**TRY IT**
Please copy the records exactly as they appear, with all pictures left out.

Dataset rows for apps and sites
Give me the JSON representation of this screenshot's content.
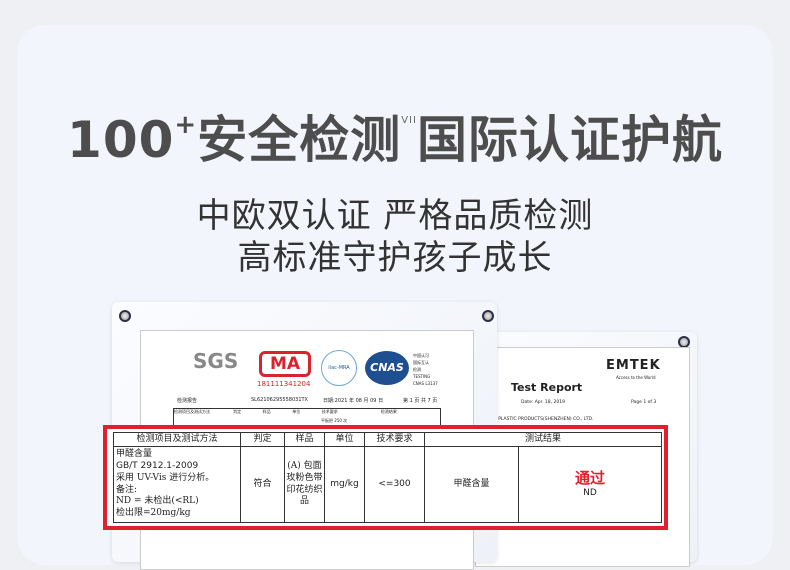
{
  "headline": {
    "number": "100",
    "plus": "+",
    "part1": "安全检测",
    "mark": "VII",
    "part2": "国际认证护航"
  },
  "subtitle": {
    "line1": "中欧双认证 严格品质检测",
    "line2": "高标准守护孩子成长"
  },
  "sgs_report": {
    "logos": {
      "sgs": "SGS",
      "cma": "MA",
      "cma_number": "181111341204",
      "ilac": "ilac-MRA",
      "cnas": "CNAS",
      "cnas_text": [
        "中国认可",
        "国际互认",
        "检测",
        "TESTING",
        "CNAS L3137"
      ]
    },
    "label": "检测报告",
    "report_no": "SL62106295558031TX",
    "date": "日期:2021 年 08 月 09 日",
    "page": "第 1 页 共 7 页",
    "header_cols": [
      "检测项目及测试方法",
      "判定",
      "样品",
      "单位",
      "技术要求",
      "检测结果"
    ],
    "row1": "平板把 250 次"
  },
  "emtek_report": {
    "logo": "EMTEK",
    "tagline": "Access to the World",
    "title": "Test Report",
    "date": "Date: Apr. 18, 2019",
    "page": "Page 1 of 3",
    "company": "XIN HING PLASTIC PRODUCTS(SHENZHEN) CO., LTD."
  },
  "highlight_table": {
    "headers": [
      "检测项目及测试方法",
      "判定",
      "样品",
      "单位",
      "技术要求",
      "测试结果"
    ],
    "item": [
      "甲醛含量",
      "GB/T 2912.1-2009",
      "采用 UV-Vis 进行分析。",
      "备注:",
      "ND = 未检出(<RL)",
      "检出限=20mg/kg"
    ],
    "verdict": "符合",
    "sample": "(A) 包面玫粉色带印花纺织品",
    "unit": "mg/kg",
    "requirement": "<=300",
    "result_item": "甲醛含量",
    "pass": "通过",
    "result": "ND"
  },
  "colors": {
    "accent": "#e0202c",
    "title": "#4d4d4d"
  }
}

**EXERCISE RESPONSE**
Give me the JSON representation of this screenshot's content.
{
  "headline": {
    "number": "100",
    "plus": "+",
    "part1": "安全检测",
    "mark": "VII",
    "part2": "国际认证护航"
  },
  "subtitle": {
    "line1": "中欧双认证 严格品质检测",
    "line2": "高标准守护孩子成长"
  },
  "sgs_report": {
    "logos": {
      "sgs": "SGS",
      "cma": "MA",
      "cma_number": "181111341204",
      "ilac": "ilac-MRA",
      "cnas": "CNAS",
      "cnas_text": [
        "中国认可",
        "国际互认",
        "检测",
        "TESTING",
        "CNAS L3137"
      ]
    },
    "label": "检测报告",
    "report_no": "SL62106295558031TX",
    "date": "日期:2021 年 08 月 09 日",
    "page": "第 1 页 共 7 页",
    "header_cols": [
      "检测项目及测试方法",
      "判定",
      "样品",
      "单位",
      "技术要求",
      "检测结果"
    ],
    "row1": "平板把 250 次"
  },
  "emtek_report": {
    "logo": "EMTEK",
    "tagline": "Access to the World",
    "title": "Test Report",
    "date": "Date: Apr. 18, 2019",
    "page": "Page 1 of 3",
    "company": "XIN HING PLASTIC PRODUCTS(SHENZHEN) CO., LTD."
  },
  "highlight_table": {
    "headers": [
      "检测项目及测试方法",
      "判定",
      "样品",
      "单位",
      "技术要求",
      "测试结果"
    ],
    "item": [
      "甲醛含量",
      "GB/T 2912.1-2009",
      "采用 UV-Vis 进行分析。",
      "备注:",
      "ND = 未检出(<RL)",
      "检出限=20mg/kg"
    ],
    "verdict": "符合",
    "sample": "(A) 包面玫粉色带印花纺织品",
    "unit": "mg/kg",
    "requirement": "<=300",
    "result_item": "甲醛含量",
    "pass": "通过",
    "result": "ND"
  },
  "colors": {
    "accent": "#e0202c",
    "title": "#4d4d4d"
  }
}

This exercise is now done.